[Dataset rows describing interfaces]
___

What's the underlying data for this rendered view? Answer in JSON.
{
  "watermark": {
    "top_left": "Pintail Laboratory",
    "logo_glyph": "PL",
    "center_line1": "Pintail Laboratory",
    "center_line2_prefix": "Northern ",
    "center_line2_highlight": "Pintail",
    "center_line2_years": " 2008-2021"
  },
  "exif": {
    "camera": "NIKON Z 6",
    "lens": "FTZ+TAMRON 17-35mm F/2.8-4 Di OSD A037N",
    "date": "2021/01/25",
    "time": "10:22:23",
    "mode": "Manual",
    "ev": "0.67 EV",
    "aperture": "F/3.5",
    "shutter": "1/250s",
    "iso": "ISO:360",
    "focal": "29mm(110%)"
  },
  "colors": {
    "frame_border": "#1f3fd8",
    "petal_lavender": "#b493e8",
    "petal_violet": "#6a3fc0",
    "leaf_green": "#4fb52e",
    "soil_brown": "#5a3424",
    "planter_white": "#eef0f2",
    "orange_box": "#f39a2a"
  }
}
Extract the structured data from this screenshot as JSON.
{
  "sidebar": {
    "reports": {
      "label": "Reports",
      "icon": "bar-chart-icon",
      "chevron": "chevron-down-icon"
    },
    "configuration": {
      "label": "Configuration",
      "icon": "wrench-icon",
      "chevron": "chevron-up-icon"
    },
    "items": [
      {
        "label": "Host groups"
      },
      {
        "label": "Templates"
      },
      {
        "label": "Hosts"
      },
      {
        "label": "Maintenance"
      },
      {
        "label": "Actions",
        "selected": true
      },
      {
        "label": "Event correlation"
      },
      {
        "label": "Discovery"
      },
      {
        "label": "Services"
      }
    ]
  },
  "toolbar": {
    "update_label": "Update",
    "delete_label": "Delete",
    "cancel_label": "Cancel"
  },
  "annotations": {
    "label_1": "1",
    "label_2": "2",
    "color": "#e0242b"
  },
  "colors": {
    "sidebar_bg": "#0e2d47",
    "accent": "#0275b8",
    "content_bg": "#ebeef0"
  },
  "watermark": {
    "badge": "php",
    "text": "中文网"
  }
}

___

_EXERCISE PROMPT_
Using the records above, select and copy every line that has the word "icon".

_RESPONSE AREA_
      "icon": "bar-chart-icon",
      "chevron": "chevron-down-icon"
      "icon": "wrench-icon",
      "chevron": "chevron-up-icon"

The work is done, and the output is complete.